Only two days later, on October 26, the horseback mail service that had previously provided the fastest means of communication between the eastern and western United States officially closed. Continued

"and cultivate their hair like lettuce"

La Boeuf, is that you?
"I also notice that the men of Texas gouge their mounts with great brutal spurs and cultivate their hair like lettuce." - True Grit, Charles Portis (Photo: Library of Congress)

Friday, October 23, 2020

Vern Stephens

(Wikipedia) Vernon Decatur Stephens (October 23, 1920 – November 3, 1968) was an American shortstop in professional baseball who played 15 seasons in the American League for four different teams.
A native of McAlister, New Mexico, Stephens batted and threw right-handed. He was also nicknamed "Pop-up Stephens", "Junior", and "Buster."
One of the strongest-hitting shortstops in major league history, Stephens compiled a .286 batting average with 247 home runs and 1174 RBI in 1720 games. Continued

Thursday, October 22, 2020

Collis P Huntington

(Wikipedia) Collis Potter Huntington (October 22, 1821 – August 13, 1900) was one of the Big Four of western railroading (along with Leland Stanford, Mark Hopkins, and Charles Crocker) who built the Central Pacific Railroad as part of the first U.S. transcontinental railroad.
Huntington then helped lead and develop other major interstate lines such as the Southern Pacific Railroad and the Chesapeake & Ohio Railway (C&O), which he was recruited to help complete. Continued

Wednesday, October 21, 2020

The 1918 Flu Pandemic

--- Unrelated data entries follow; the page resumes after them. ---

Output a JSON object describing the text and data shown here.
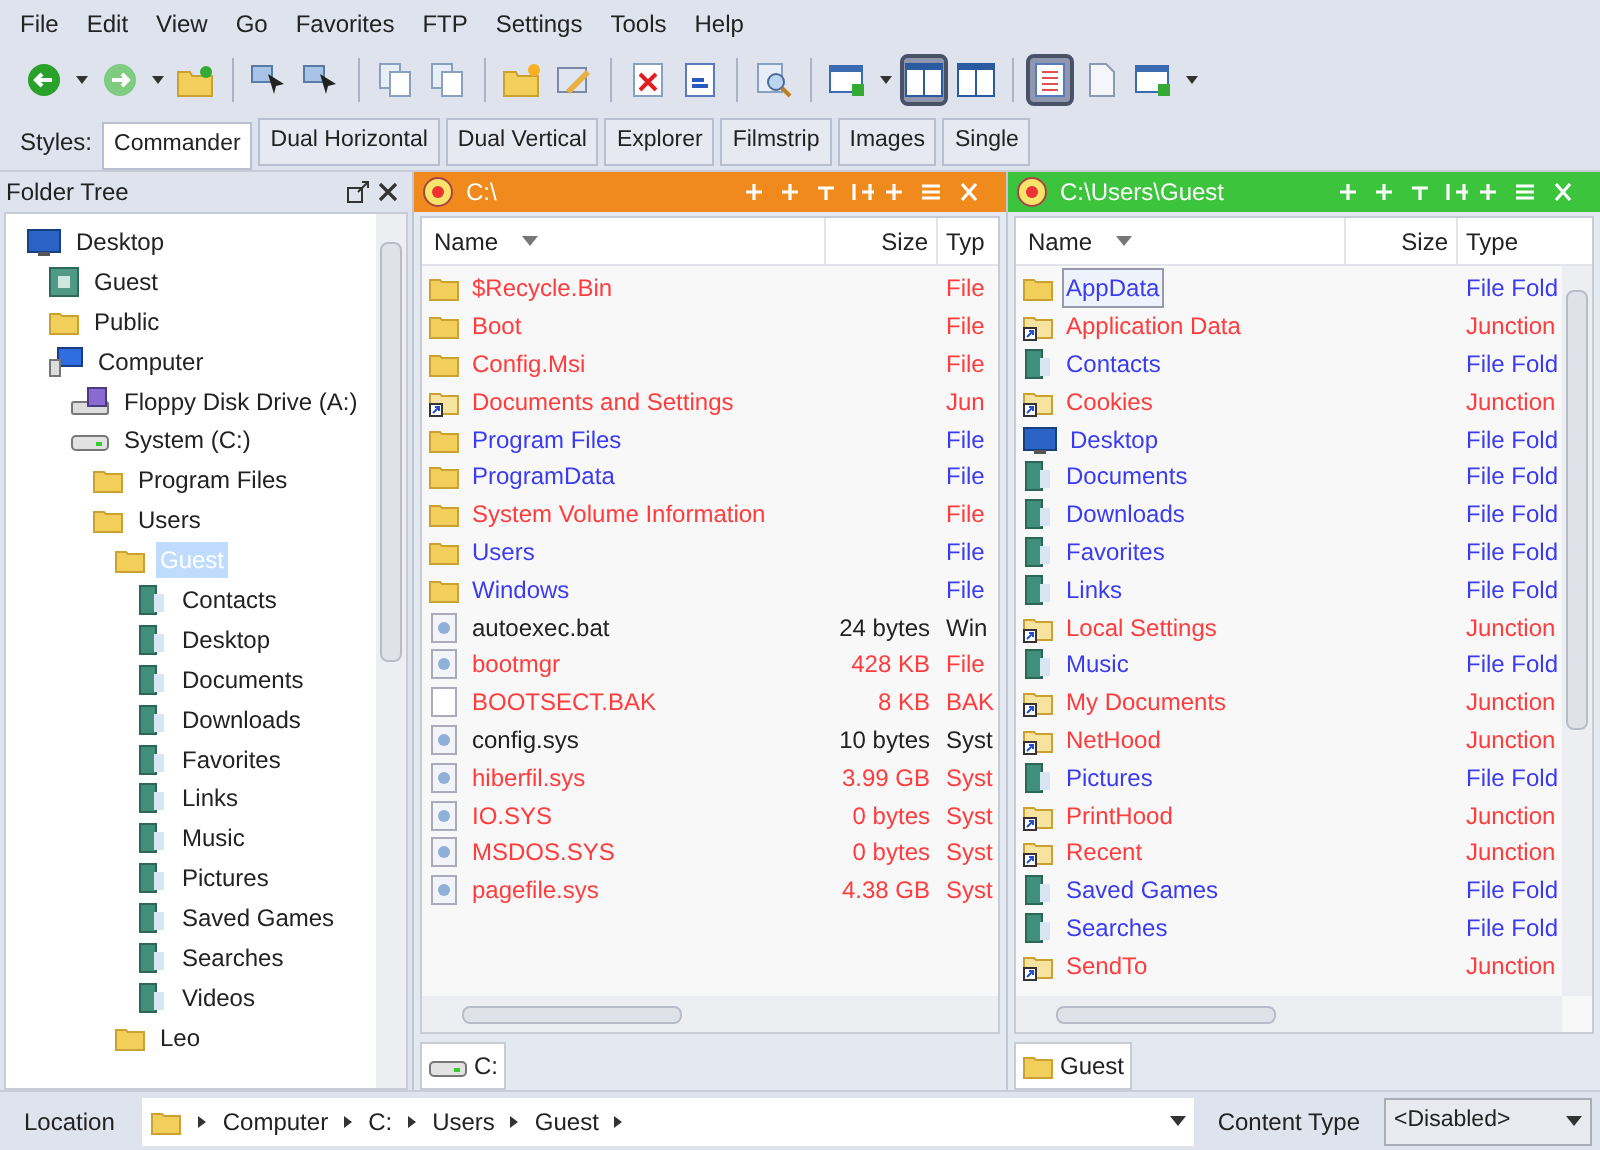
{
  "menu": [
    "File",
    "Edit",
    "View",
    "Go",
    "Favorites",
    "FTP",
    "Settings",
    "Tools",
    "Help"
  ],
  "toolbar": [
    {
      "kind": "back",
      "pressed": false
    },
    {
      "kind": "dropdown",
      "pressed": false
    },
    {
      "kind": "forward",
      "pressed": false
    },
    {
      "kind": "dropdown",
      "pressed": false
    },
    {
      "kind": "up",
      "pressed": false
    },
    {
      "kind": "sep"
    },
    {
      "kind": "select",
      "pressed": false
    },
    {
      "kind": "select",
      "pressed": false
    },
    {
      "kind": "sep"
    },
    {
      "kind": "copy",
      "pressed": false
    },
    {
      "kind": "copy",
      "pressed": false
    },
    {
      "kind": "sep"
    },
    {
      "kind": "newfolder",
      "pressed": false
    },
    {
      "kind": "edit",
      "pressed": false
    },
    {
      "kind": "sep"
    },
    {
      "kind": "delete",
      "pressed": false
    },
    {
      "kind": "props",
      "pressed": false
    },
    {
      "kind": "sep"
    },
    {
      "kind": "find",
      "pressed": false
    },
    {
      "kind": "sep"
    },
    {
      "kind": "window",
      "pressed": false
    },
    {
      "kind": "dropdown",
      "pressed": false
    },
    {
      "kind": "panes",
      "pressed": true
    },
    {
      "kind": "panes",
      "pressed": false
    },
    {
      "kind": "sep"
    },
    {
      "kind": "list",
      "pressed": true
    },
    {
      "kind": "page",
      "pressed": false
    },
    {
      "kind": "window",
      "pressed": false
    },
    {
      "kind": "dropdown",
      "pressed": false
    }
  ],
  "styles": {
    "label": "Styles:",
    "tabs": [
      {
        "label": "Commander",
        "selected": true
      },
      {
        "label": "Dual Horizontal",
        "selected": false
      },
      {
        "label": "Dual Vertical",
        "selected": false
      },
      {
        "label": "Explorer",
        "selected": false
      },
      {
        "label": "Filmstrip",
        "selected": false
      },
      {
        "label": "Images",
        "selected": false
      },
      {
        "label": "Single",
        "selected": false
      }
    ]
  },
  "folder_tree": {
    "title": "Folder Tree",
    "items": [
      {
        "label": "Desktop",
        "kind": "desktop",
        "selected": false,
        "children": [
          {
            "label": "Guest",
            "kind": "user",
            "selected": false
          },
          {
            "label": "Public",
            "kind": "folder",
            "selected": false
          },
          {
            "label": "Computer",
            "kind": "computer",
            "selected": false,
            "children": [
              {
                "label": "Floppy Disk Drive (A:)",
                "kind": "floppy",
                "selected": false
              },
              {
                "label": "System (C:)",
                "kind": "drive",
                "selected": false,
                "children": [
                  {
                    "label": "Program Files",
                    "kind": "folder",
                    "selected": false
                  },
                  {
                    "label": "Users",
                    "kind": "folder",
                    "selected": false,
                    "children": [
                      {
                        "label": "Guest",
                        "kind": "folder",
                        "selected": true,
                        "children": [
                          {
                            "label": "Contacts",
                            "kind": "special",
                            "selected": false
                          },
                          {
                            "label": "Desktop",
                            "kind": "special",
                            "selected": false
                          },
                          {
                            "label": "Documents",
                            "kind": "special",
                            "selected": false
                          },
                          {
                            "label": "Downloads",
                            "kind": "special",
                            "selected": false
                          },
                          {
                            "label": "Favorites",
                            "kind": "special",
                            "selected": false
                          },
                          {
                            "label": "Links",
                            "kind": "special",
                            "selected": false
                          },
                          {
                            "label": "Music",
                            "kind": "special",
                            "selected": false
                          },
                          {
                            "label": "Pictures",
                            "kind": "special",
                            "selected": false
                          },
                          {
                            "label": "Saved Games",
                            "kind": "special",
                            "selected": false
                          },
                          {
                            "label": "Searches",
                            "kind": "special",
                            "selected": false
                          },
                          {
                            "label": "Videos",
                            "kind": "special",
                            "selected": false
                          }
                        ]
                      },
                      {
                        "label": "Leo",
                        "kind": "folder",
                        "selected": false
                      }
                    ]
                  }
                ]
              }
            ]
          }
        ]
      }
    ]
  },
  "panes": [
    {
      "title": "C:\\",
      "color": "#f08a1c",
      "columns": [
        "Name",
        "Size",
        "Typ"
      ],
      "scroll": false,
      "tab": {
        "label": "C:",
        "kind": "drive"
      },
      "rows": [
        {
          "name": "$Recycle.Bin",
          "size": "",
          "type": "File",
          "kind": "folder",
          "color": "#ff3b3b",
          "selected": false
        },
        {
          "name": "Boot",
          "size": "",
          "type": "File",
          "kind": "folder",
          "color": "#ff3b3b",
          "selected": false
        },
        {
          "name": "Config.Msi",
          "size": "",
          "type": "File",
          "kind": "folder",
          "color": "#ff3b3b",
          "selected": false
        },
        {
          "name": "Documents and Settings",
          "size": "",
          "type": "Jun",
          "kind": "junction",
          "color": "#ff3b3b",
          "selected": false
        },
        {
          "name": "Program Files",
          "size": "",
          "type": "File",
          "kind": "folder",
          "color": "#3b3bf0",
          "selected": false
        },
        {
          "name": "ProgramData",
          "size": "",
          "type": "File",
          "kind": "folder",
          "color": "#3b3bf0",
          "selected": false
        },
        {
          "name": "System Volume Information",
          "size": "",
          "type": "File",
          "kind": "folder",
          "color": "#ff3b3b",
          "selected": false
        },
        {
          "name": "Users",
          "size": "",
          "type": "File",
          "kind": "folder",
          "color": "#3b3bf0",
          "selected": false
        },
        {
          "name": "Windows",
          "size": "",
          "type": "File",
          "kind": "folder",
          "color": "#3b3bf0",
          "selected": false
        },
        {
          "name": "autoexec.bat",
          "size": "24 bytes",
          "type": "Win",
          "kind": "sysfile",
          "color": "#222222",
          "selected": false
        },
        {
          "name": "bootmgr",
          "size": "428 KB",
          "type": "File",
          "kind": "sysfile",
          "color": "#ff3b3b",
          "selected": false
        },
        {
          "name": "BOOTSECT.BAK",
          "size": "8 KB",
          "type": "BAK",
          "kind": "file",
          "color": "#ff3b3b",
          "selected": false
        },
        {
          "name": "config.sys",
          "size": "10 bytes",
          "type": "Syst",
          "kind": "sysfile",
          "color": "#222222",
          "selected": false
        },
        {
          "name": "hiberfil.sys",
          "size": "3.99 GB",
          "type": "Syst",
          "kind": "sysfile",
          "color": "#ff3b3b",
          "selected": false
        },
        {
          "name": "IO.SYS",
          "size": "0 bytes",
          "type": "Syst",
          "kind": "sysfile",
          "color": "#ff3b3b",
          "selected": false
        },
        {
          "name": "MSDOS.SYS",
          "size": "0 bytes",
          "type": "Syst",
          "kind": "sysfile",
          "color": "#ff3b3b",
          "selected": false
        },
        {
          "name": "pagefile.sys",
          "size": "4.38 GB",
          "type": "Syst",
          "kind": "sysfile",
          "color": "#ff3b3b",
          "selected": false
        }
      ]
    },
    {
      "title": "C:\\Users\\Guest",
      "color": "#3cc43c",
      "columns": [
        "Name",
        "Size",
        "Type"
      ],
      "scroll": true,
      "tab": {
        "label": "Guest",
        "kind": "folder"
      },
      "rows": [
        {
          "name": "AppData",
          "size": "",
          "type": "File Fold",
          "kind": "folder",
          "color": "#3b3bf0",
          "selected": true
        },
        {
          "name": "Application Data",
          "size": "",
          "type": "Junction",
          "kind": "junction",
          "color": "#ff3b3b",
          "selected": false
        },
        {
          "name": "Contacts",
          "size": "",
          "type": "File Fold",
          "kind": "special",
          "color": "#3b3bf0",
          "selected": false
        },
        {
          "name": "Cookies",
          "size": "",
          "type": "Junction",
          "kind": "junction",
          "color": "#ff3b3b",
          "selected": false
        },
        {
          "name": "Desktop",
          "size": "",
          "type": "File Fold",
          "kind": "desktop",
          "color": "#3b3bf0",
          "selected": false
        },
        {
          "name": "Documents",
          "size": "",
          "type": "File Fold",
          "kind": "special",
          "color": "#3b3bf0",
          "selected": false
        },
        {
          "name": "Downloads",
          "size": "",
          "type": "File Fold",
          "kind": "special",
          "color": "#3b3bf0",
          "selected": false
        },
        {
          "name": "Favorites",
          "size": "",
          "type": "File Fold",
          "kind": "special",
          "color": "#3b3bf0",
          "selected": false
        },
        {
          "name": "Links",
          "size": "",
          "type": "File Fold",
          "kind": "special",
          "color": "#3b3bf0",
          "selected": false
        },
        {
          "name": "Local Settings",
          "size": "",
          "type": "Junction",
          "kind": "junction",
          "color": "#ff3b3b",
          "selected": false
        },
        {
          "name": "Music",
          "size": "",
          "type": "File Fold",
          "kind": "special",
          "color": "#3b3bf0",
          "selected": false
        },
        {
          "name": "My Documents",
          "size": "",
          "type": "Junction",
          "kind": "junction",
          "color": "#ff3b3b",
          "selected": false
        },
        {
          "name": "NetHood",
          "size": "",
          "type": "Junction",
          "kind": "junction",
          "color": "#ff3b3b",
          "selected": false
        },
        {
          "name": "Pictures",
          "size": "",
          "type": "File Fold",
          "kind": "special",
          "color": "#3b3bf0",
          "selected": false
        },
        {
          "name": "PrintHood",
          "size": "",
          "type": "Junction",
          "kind": "junction",
          "color": "#ff3b3b",
          "selected": false
        },
        {
          "name": "Recent",
          "size": "",
          "type": "Junction",
          "kind": "junction",
          "color": "#ff3b3b",
          "selected": false
        },
        {
          "name": "Saved Games",
          "size": "",
          "type": "File Fold",
          "kind": "special",
          "color": "#3b3bf0",
          "selected": false
        },
        {
          "name": "Searches",
          "size": "",
          "type": "File Fold",
          "kind": "special",
          "color": "#3b3bf0",
          "selected": false
        },
        {
          "name": "SendTo",
          "size": "",
          "type": "Junction",
          "kind": "junction",
          "color": "#ff3b3b",
          "selected": false
        }
      ]
    }
  ],
  "location": {
    "label": "Location",
    "crumbs": [
      "Computer",
      "C:",
      "Users",
      "Guest"
    ],
    "content_type_label": "Content Type",
    "content_type": "<Disabled>"
  }
}
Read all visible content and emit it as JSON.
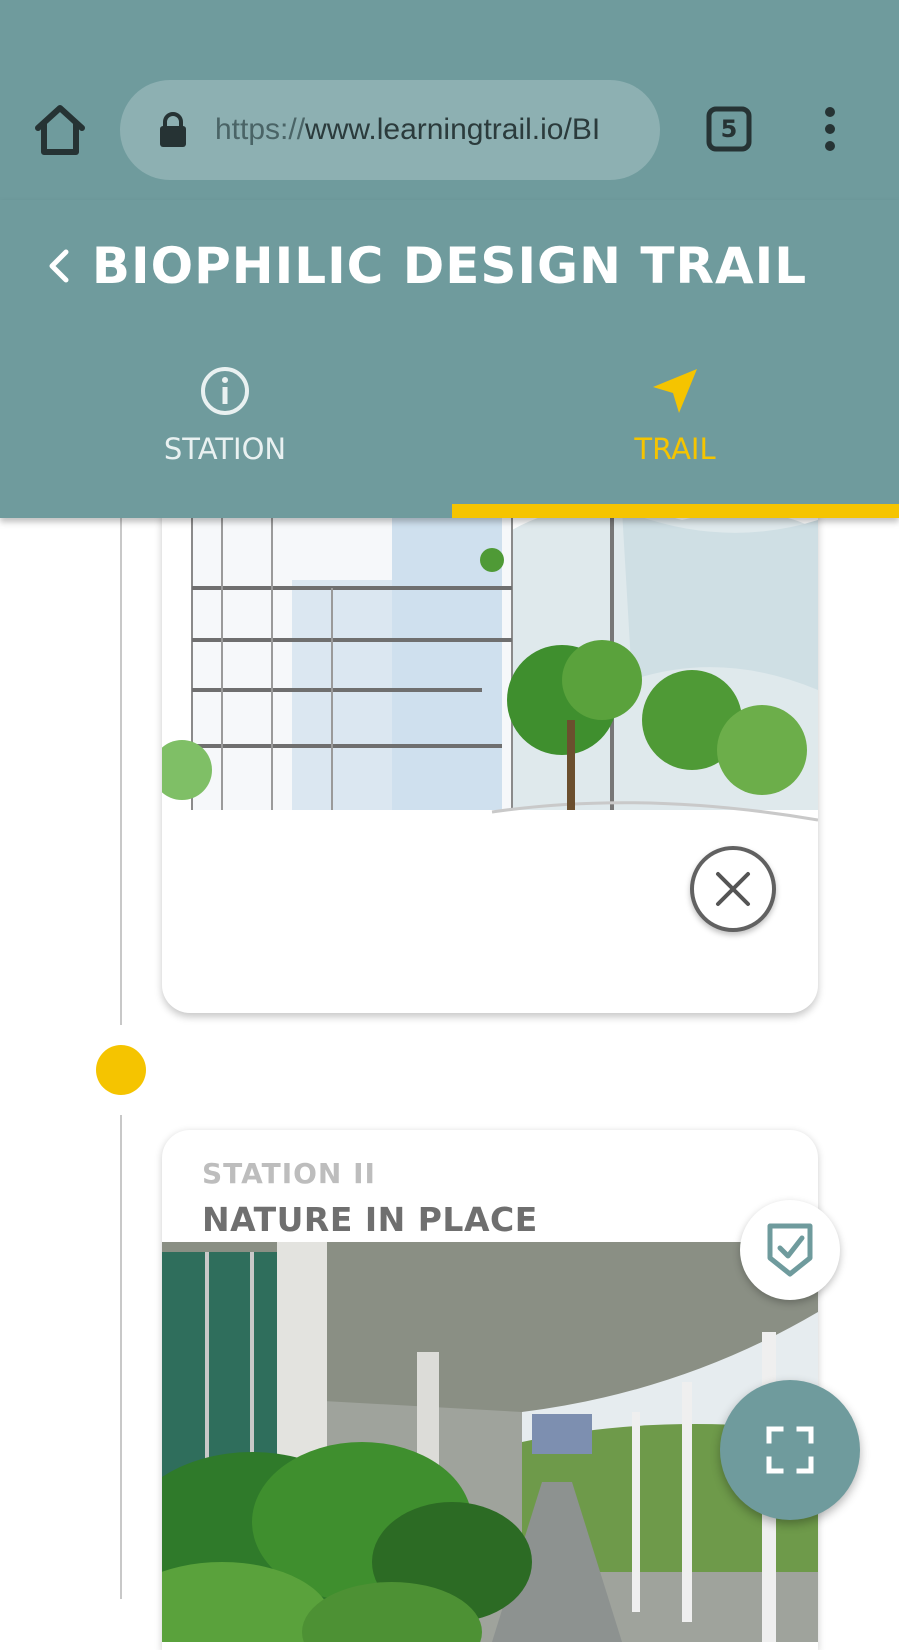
{
  "browser": {
    "url_scheme": "https://",
    "url_rest": "www.learningtrail.io/BI",
    "tab_count": "5"
  },
  "header": {
    "title": "BIOPHILIC DESIGN TRAIL",
    "tabs": [
      {
        "label": "STATION",
        "icon": "info-icon",
        "selected": false
      },
      {
        "label": "TRAIL",
        "icon": "navigation-arrow-icon",
        "selected": true
      }
    ]
  },
  "stations": [
    {
      "number": "",
      "title": "",
      "image": "building-section-drawing"
    },
    {
      "number": "STATION II",
      "title": "NATURE IN PLACE",
      "image": "covered-walkway-with-plants-photo"
    }
  ],
  "colors": {
    "primary": "#6f9b9d",
    "accent": "#f5c400",
    "text_muted": "#bdbdbd",
    "text_dark": "#6f6f6f"
  }
}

(CDC) The 1918 influenza pandemic was the most severe pandemic in recent history. It was caused by an H1N1 virus with genes of avian origin. Although there is not universal consensus regarding where the virus originated, it spread worldwide during 1918-1919.  In the United States, it was first identified in military personnel in spring 1918.
It is estimated that about 500 million people or one-third of the world’s population became infected with this virus. The number of deaths was estimated to be at least 50 million worldwide with about 675,000 occurring in the United States. Continued

Tuesday, October 20, 2020

James Hinkle

(Wikipedia) James Fielding Hinkle (October 20, 1864 – March 26, 1951) was an American politician and the sixth Governor of New Mexico.
... He served as a member of the Lincoln County Board of Commissioners from 1891 to 1893 and also served as a member of the New Mexico Territorial House of Representatives from 1893 to 1896.
He became a member of the New Mexico Territorial Senate in 1901 and served as a member of the Lincoln County Board of Equalization from 1901 to 1911.
He served as the mayor of Roswell from 1904 to 1906. Continued